=== Activity ===
Your response should consist of the full data, set down exactly.

Website and app data records:

↓

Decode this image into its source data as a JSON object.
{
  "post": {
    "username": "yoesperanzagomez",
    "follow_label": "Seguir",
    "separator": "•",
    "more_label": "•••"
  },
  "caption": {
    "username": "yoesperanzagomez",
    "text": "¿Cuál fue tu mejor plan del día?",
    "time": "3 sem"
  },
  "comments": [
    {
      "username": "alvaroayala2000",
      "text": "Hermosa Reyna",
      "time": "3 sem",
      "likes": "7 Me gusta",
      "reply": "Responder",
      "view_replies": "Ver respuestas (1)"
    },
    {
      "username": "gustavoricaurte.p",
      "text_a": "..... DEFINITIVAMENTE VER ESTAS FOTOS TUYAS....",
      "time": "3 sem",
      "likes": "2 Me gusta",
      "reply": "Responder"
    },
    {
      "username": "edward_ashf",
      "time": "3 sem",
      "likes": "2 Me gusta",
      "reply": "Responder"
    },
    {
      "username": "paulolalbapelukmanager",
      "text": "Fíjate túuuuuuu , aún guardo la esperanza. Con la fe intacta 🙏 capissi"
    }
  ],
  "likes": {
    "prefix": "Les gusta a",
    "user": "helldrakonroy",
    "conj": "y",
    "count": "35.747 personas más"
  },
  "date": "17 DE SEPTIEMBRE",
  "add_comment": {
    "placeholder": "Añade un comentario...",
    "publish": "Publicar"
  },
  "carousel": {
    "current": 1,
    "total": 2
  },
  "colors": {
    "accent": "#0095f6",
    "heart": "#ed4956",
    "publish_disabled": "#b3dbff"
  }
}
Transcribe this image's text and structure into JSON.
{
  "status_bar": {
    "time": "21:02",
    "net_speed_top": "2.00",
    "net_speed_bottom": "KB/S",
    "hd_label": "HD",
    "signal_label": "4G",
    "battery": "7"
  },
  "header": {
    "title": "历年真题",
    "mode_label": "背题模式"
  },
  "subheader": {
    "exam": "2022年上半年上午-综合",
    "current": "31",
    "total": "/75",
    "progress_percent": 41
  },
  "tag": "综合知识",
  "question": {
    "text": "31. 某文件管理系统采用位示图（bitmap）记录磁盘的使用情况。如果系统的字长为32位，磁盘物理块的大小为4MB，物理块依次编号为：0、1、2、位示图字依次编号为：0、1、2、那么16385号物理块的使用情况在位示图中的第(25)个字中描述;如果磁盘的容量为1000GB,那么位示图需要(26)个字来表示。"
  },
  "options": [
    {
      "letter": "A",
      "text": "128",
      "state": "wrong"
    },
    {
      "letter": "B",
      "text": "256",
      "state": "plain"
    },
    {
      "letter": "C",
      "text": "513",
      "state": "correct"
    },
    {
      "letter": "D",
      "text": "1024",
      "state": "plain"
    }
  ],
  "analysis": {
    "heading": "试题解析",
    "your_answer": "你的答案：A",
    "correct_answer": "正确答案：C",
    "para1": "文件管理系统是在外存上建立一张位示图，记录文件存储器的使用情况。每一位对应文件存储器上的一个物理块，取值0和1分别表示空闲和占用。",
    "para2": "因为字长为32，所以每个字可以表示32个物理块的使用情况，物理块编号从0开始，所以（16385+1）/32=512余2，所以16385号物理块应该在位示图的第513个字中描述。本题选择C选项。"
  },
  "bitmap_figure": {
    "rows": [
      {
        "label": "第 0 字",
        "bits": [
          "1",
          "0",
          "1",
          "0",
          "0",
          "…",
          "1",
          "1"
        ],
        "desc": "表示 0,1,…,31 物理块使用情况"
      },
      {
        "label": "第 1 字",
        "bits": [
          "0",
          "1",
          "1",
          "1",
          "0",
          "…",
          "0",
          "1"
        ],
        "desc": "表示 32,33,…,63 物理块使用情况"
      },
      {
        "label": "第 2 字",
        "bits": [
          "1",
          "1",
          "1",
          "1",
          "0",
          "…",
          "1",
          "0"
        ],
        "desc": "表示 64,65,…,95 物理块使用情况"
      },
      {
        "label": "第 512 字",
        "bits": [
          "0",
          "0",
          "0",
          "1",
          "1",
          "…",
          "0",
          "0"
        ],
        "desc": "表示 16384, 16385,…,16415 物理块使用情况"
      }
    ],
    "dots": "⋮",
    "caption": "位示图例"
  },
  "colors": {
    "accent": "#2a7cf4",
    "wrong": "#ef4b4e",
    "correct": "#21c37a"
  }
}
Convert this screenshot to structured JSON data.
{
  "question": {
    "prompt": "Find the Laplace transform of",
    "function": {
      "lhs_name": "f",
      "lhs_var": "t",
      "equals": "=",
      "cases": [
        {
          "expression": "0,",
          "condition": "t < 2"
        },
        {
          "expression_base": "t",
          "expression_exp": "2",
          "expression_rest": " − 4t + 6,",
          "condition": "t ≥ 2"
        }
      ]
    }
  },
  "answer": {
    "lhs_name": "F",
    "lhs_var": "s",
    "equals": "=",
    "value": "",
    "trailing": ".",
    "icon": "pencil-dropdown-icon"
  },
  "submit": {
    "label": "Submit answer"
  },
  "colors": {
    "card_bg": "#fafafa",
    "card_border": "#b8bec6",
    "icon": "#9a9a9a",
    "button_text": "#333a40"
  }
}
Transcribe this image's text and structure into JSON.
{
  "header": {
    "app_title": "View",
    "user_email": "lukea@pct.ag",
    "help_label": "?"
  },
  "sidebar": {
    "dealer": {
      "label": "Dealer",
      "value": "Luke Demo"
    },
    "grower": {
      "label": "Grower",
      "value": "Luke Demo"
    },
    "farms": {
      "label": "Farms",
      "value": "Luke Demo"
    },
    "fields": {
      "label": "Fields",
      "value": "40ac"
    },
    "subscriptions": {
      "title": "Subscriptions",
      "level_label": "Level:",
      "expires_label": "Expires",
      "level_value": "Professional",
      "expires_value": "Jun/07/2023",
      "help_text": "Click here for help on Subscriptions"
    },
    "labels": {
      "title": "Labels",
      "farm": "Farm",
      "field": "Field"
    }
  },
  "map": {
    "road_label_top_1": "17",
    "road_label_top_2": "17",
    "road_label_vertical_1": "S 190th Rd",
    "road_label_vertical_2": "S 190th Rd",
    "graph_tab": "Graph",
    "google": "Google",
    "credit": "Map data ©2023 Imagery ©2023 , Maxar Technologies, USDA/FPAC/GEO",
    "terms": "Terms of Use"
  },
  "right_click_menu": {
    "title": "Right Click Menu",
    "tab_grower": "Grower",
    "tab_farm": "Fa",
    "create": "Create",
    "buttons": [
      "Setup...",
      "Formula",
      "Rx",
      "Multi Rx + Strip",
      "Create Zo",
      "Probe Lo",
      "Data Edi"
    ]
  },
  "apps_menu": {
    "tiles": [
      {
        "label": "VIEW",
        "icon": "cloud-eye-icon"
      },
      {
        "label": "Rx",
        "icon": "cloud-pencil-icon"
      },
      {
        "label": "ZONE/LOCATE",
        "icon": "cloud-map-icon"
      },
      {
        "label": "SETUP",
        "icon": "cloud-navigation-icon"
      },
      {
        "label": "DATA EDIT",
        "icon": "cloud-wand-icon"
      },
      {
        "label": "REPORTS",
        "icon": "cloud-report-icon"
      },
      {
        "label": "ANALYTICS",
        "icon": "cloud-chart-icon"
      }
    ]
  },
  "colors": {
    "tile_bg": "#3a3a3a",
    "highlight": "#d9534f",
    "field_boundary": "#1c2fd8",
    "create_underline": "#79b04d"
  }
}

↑

=== Exercise solution ===
Decode this image into its source data as a JSON object.
{
  "post": {
    "username": "yoesperanzagomez",
    "follow_label": "Seguir",
    "separator": "•",
    "more_label": "•••"
  },
  "caption": {
    "username": "yoesperanzagomez",
    "text": "¿Cuál fue tu mejor plan del día?",
    "time": "3 sem"
  },
  "comments": [
    {
      "username": "alvaroayala2000",
      "text": "Hermosa Reyna",
      "time": "3 sem",
      "likes": "7 Me gusta",
      "reply": "Responder",
      "view_replies": "Ver respuestas (1)"
    },
    {
      "username": "gustavoricaurte.p",
      "text_a": "..... DEFINITIVAMENTE VER ESTAS FOTOS TUYAS....",
      "time": "3 sem",
      "likes": "2 Me gusta",
      "reply": "Responder"
    },
    {
      "username": "edward_ashf",
      "time": "3 sem",
      "likes": "2 Me gusta",
      "reply": "Responder"
    },
    {
      "username": "paulolalbapelukmanager",
      "text": "Fíjate túuuuuuu , aún guardo la esperanza. Con la fe intacta 🙏 capissi"
    }
  ],
  "likes": {
    "prefix": "Les gusta a",
    "user": "helldrakonroy",
    "conj": "y",
    "count": "35.747 personas más"
  },
  "date": "17 DE SEPTIEMBRE",
  "add_comment": {
    "placeholder": "Añade un comentario...",
    "publish": "Publicar"
  },
  "carousel": {
    "current": 1,
    "total": 2
  },
  "colors": {
    "accent": "#0095f6",
    "heart": "#ed4956",
    "publish_disabled": "#b3dbff"
  }
}
Transcribe this image's text and structure into JSON.
{
  "status_bar": {
    "time": "21:02",
    "net_speed_top": "2.00",
    "net_speed_bottom": "KB/S",
    "hd_label": "HD",
    "signal_label": "4G",
    "battery": "7"
  },
  "header": {
    "title": "历年真题",
    "mode_label": "背题模式"
  },
  "subheader": {
    "exam": "2022年上半年上午-综合",
    "current": "31",
    "total": "/75",
    "progress_percent": 41
  },
  "tag": "综合知识",
  "question": {
    "text": "31. 某文件管理系统采用位示图（bitmap）记录磁盘的使用情况。如果系统的字长为32位，磁盘物理块的大小为4MB，物理块依次编号为：0、1、2、位示图字依次编号为：0、1、2、那么16385号物理块的使用情况在位示图中的第(25)个字中描述;如果磁盘的容量为1000GB,那么位示图需要(26)个字来表示。"
  },
  "options": [
    {
      "letter": "A",
      "text": "128",
      "state": "wrong"
    },
    {
      "letter": "B",
      "text": "256",
      "state": "plain"
    },
    {
      "letter": "C",
      "text": "513",
      "state": "correct"
    },
    {
      "letter": "D",
      "text": "1024",
      "state": "plain"
    }
  ],
  "analysis": {
    "heading": "试题解析",
    "your_answer": "你的答案：A",
    "correct_answer": "正确答案：C",
    "para1": "文件管理系统是在外存上建立一张位示图，记录文件存储器的使用情况。每一位对应文件存储器上的一个物理块，取值0和1分别表示空闲和占用。",
    "para2": "因为字长为32，所以每个字可以表示32个物理块的使用情况，物理块编号从0开始，所以（16385+1）/32=512余2，所以16385号物理块应该在位示图的第513个字中描述。本题选择C选项。"
  },
  "bitmap_figure": {
    "rows": [
      {
        "label": "第 0 字",
        "bits": [
          "1",
          "0",
          "1",
          "0",
          "0",
          "…",
          "1",
          "1"
        ],
        "desc": "表示 0,1,…,31 物理块使用情况"
      },
      {
        "label": "第 1 字",
        "bits": [
          "0",
          "1",
          "1",
          "1",
          "0",
          "…",
          "0",
          "1"
        ],
        "desc": "表示 32,33,…,63 物理块使用情况"
      },
      {
        "label": "第 2 字",
        "bits": [
          "1",
          "1",
          "1",
          "1",
          "0",
          "…",
          "1",
          "0"
        ],
        "desc": "表示 64,65,…,95 物理块使用情况"
      },
      {
        "label": "第 512 字",
        "bits": [
          "0",
          "0",
          "0",
          "1",
          "1",
          "…",
          "0",
          "0"
        ],
        "desc": "表示 16384, 16385,…,16415 物理块使用情况"
      }
    ],
    "dots": "⋮",
    "caption": "位示图例"
  },
  "colors": {
    "accent": "#2a7cf4",
    "wrong": "#ef4b4e",
    "correct": "#21c37a"
  }
}
Convert this screenshot to structured JSON data.
{
  "question": {
    "prompt": "Find the Laplace transform of",
    "function": {
      "lhs_name": "f",
      "lhs_var": "t",
      "equals": "=",
      "cases": [
        {
          "expression": "0,",
          "condition": "t < 2"
        },
        {
          "expression_base": "t",
          "expression_exp": "2",
          "expression_rest": " − 4t + 6,",
          "condition": "t ≥ 2"
        }
      ]
    }
  },
  "answer": {
    "lhs_name": "F",
    "lhs_var": "s",
    "equals": "=",
    "value": "",
    "trailing": ".",
    "icon": "pencil-dropdown-icon"
  },
  "submit": {
    "label": "Submit answer"
  },
  "colors": {
    "card_bg": "#fafafa",
    "card_border": "#b8bec6",
    "icon": "#9a9a9a",
    "button_text": "#333a40"
  }
}
Transcribe this image's text and structure into JSON.
{
  "header": {
    "app_title": "View",
    "user_email": "lukea@pct.ag",
    "help_label": "?"
  },
  "sidebar": {
    "dealer": {
      "label": "Dealer",
      "value": "Luke Demo"
    },
    "grower": {
      "label": "Grower",
      "value": "Luke Demo"
    },
    "farms": {
      "label": "Farms",
      "value": "Luke Demo"
    },
    "fields": {
      "label": "Fields",
      "value": "40ac"
    },
    "subscriptions": {
      "title": "Subscriptions",
      "level_label": "Level:",
      "expires_label": "Expires",
      "level_value": "Professional",
      "expires_value": "Jun/07/2023",
      "help_text": "Click here for help on Subscriptions"
    },
    "labels": {
      "title": "Labels",
      "farm": "Farm",
      "field": "Field"
    }
  },
  "map": {
    "road_label_top_1": "17",
    "road_label_top_2": "17",
    "road_label_vertical_1": "S 190th Rd",
    "road_label_vertical_2": "S 190th Rd",
    "graph_tab": "Graph",
    "google": "Google",
    "credit": "Map data ©2023 Imagery ©2023 , Maxar Technologies, USDA/FPAC/GEO",
    "terms": "Terms of Use"
  },
  "right_click_menu": {
    "title": "Right Click Menu",
    "tab_grower": "Grower",
    "tab_farm": "Fa",
    "create": "Create",
    "buttons": [
      "Setup...",
      "Formula",
      "Rx",
      "Multi Rx + Strip",
      "Create Zo",
      "Probe Lo",
      "Data Edi"
    ]
  },
  "apps_menu": {
    "tiles": [
      {
        "label": "VIEW",
        "icon": "cloud-eye-icon"
      },
      {
        "label": "Rx",
        "icon": "cloud-pencil-icon"
      },
      {
        "label": "ZONE/LOCATE",
        "icon": "cloud-map-icon"
      },
      {
        "label": "SETUP",
        "icon": "cloud-navigation-icon"
      },
      {
        "label": "DATA EDIT",
        "icon": "cloud-wand-icon"
      },
      {
        "label": "REPORTS",
        "icon": "cloud-report-icon"
      },
      {
        "label": "ANALYTICS",
        "icon": "cloud-chart-icon"
      }
    ]
  },
  "colors": {
    "tile_bg": "#3a3a3a",
    "highlight": "#d9534f",
    "field_boundary": "#1c2fd8",
    "create_underline": "#79b04d"
  }
}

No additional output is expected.